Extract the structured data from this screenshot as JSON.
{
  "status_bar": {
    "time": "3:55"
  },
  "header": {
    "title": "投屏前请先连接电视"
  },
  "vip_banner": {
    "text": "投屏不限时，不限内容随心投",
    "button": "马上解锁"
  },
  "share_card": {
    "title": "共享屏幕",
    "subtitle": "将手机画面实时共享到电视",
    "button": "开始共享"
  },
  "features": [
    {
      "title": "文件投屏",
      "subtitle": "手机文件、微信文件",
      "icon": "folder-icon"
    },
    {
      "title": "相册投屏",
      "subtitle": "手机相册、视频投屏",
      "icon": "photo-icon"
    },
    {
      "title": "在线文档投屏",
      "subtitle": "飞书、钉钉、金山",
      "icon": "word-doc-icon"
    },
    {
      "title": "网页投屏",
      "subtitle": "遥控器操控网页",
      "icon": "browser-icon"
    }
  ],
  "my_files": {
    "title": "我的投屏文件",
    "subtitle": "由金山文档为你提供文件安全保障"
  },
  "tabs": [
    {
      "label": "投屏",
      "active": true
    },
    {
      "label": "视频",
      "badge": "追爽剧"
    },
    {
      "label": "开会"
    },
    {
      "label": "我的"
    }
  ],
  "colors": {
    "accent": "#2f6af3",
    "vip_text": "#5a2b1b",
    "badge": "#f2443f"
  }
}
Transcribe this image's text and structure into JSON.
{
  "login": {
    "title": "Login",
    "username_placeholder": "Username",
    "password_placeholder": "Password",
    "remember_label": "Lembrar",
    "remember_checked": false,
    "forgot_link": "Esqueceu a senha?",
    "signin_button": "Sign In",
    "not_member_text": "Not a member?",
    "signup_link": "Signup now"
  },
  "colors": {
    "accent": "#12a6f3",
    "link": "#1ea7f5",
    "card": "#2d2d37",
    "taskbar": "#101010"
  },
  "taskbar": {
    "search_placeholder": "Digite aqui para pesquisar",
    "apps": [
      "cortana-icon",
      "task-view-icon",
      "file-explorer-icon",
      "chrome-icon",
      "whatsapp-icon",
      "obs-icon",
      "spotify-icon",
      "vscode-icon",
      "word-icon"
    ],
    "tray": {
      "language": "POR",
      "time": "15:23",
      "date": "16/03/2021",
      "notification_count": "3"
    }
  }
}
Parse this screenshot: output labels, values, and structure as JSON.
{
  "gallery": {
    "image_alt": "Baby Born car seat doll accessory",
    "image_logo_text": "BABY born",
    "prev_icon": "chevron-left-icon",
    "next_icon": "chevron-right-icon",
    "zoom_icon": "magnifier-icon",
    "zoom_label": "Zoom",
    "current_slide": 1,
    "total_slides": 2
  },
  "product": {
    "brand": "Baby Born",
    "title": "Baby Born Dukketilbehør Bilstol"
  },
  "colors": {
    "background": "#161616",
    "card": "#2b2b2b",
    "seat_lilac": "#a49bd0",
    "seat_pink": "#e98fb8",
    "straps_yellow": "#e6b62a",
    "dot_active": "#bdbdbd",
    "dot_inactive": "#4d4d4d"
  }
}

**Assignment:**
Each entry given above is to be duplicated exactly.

**Solution:**
Extract the structured data from this screenshot as JSON.
{
  "status_bar": {
    "time": "3:55"
  },
  "header": {
    "title": "投屏前请先连接电视"
  },
  "vip_banner": {
    "text": "投屏不限时，不限内容随心投",
    "button": "马上解锁"
  },
  "share_card": {
    "title": "共享屏幕",
    "subtitle": "将手机画面实时共享到电视",
    "button": "开始共享"
  },
  "features": [
    {
      "title": "文件投屏",
      "subtitle": "手机文件、微信文件",
      "icon": "folder-icon"
    },
    {
      "title": "相册投屏",
      "subtitle": "手机相册、视频投屏",
      "icon": "photo-icon"
    },
    {
      "title": "在线文档投屏",
      "subtitle": "飞书、钉钉、金山",
      "icon": "word-doc-icon"
    },
    {
      "title": "网页投屏",
      "subtitle": "遥控器操控网页",
      "icon": "browser-icon"
    }
  ],
  "my_files": {
    "title": "我的投屏文件",
    "subtitle": "由金山文档为你提供文件安全保障"
  },
  "tabs": [
    {
      "label": "投屏",
      "active": true
    },
    {
      "label": "视频",
      "badge": "追爽剧"
    },
    {
      "label": "开会"
    },
    {
      "label": "我的"
    }
  ],
  "colors": {
    "accent": "#2f6af3",
    "vip_text": "#5a2b1b",
    "badge": "#f2443f"
  }
}
Transcribe this image's text and structure into JSON.
{
  "login": {
    "title": "Login",
    "username_placeholder": "Username",
    "password_placeholder": "Password",
    "remember_label": "Lembrar",
    "remember_checked": false,
    "forgot_link": "Esqueceu a senha?",
    "signin_button": "Sign In",
    "not_member_text": "Not a member?",
    "signup_link": "Signup now"
  },
  "colors": {
    "accent": "#12a6f3",
    "link": "#1ea7f5",
    "card": "#2d2d37",
    "taskbar": "#101010"
  },
  "taskbar": {
    "search_placeholder": "Digite aqui para pesquisar",
    "apps": [
      "cortana-icon",
      "task-view-icon",
      "file-explorer-icon",
      "chrome-icon",
      "whatsapp-icon",
      "obs-icon",
      "spotify-icon",
      "vscode-icon",
      "word-icon"
    ],
    "tray": {
      "language": "POR",
      "time": "15:23",
      "date": "16/03/2021",
      "notification_count": "3"
    }
  }
}
Parse this screenshot: output labels, values, and structure as JSON.
{
  "gallery": {
    "image_alt": "Baby Born car seat doll accessory",
    "image_logo_text": "BABY born",
    "prev_icon": "chevron-left-icon",
    "next_icon": "chevron-right-icon",
    "zoom_icon": "magnifier-icon",
    "zoom_label": "Zoom",
    "current_slide": 1,
    "total_slides": 2
  },
  "product": {
    "brand": "Baby Born",
    "title": "Baby Born Dukketilbehør Bilstol"
  },
  "colors": {
    "background": "#161616",
    "card": "#2b2b2b",
    "seat_lilac": "#a49bd0",
    "seat_pink": "#e98fb8",
    "straps_yellow": "#e6b62a",
    "dot_active": "#bdbdbd",
    "dot_inactive": "#4d4d4d"
  }
}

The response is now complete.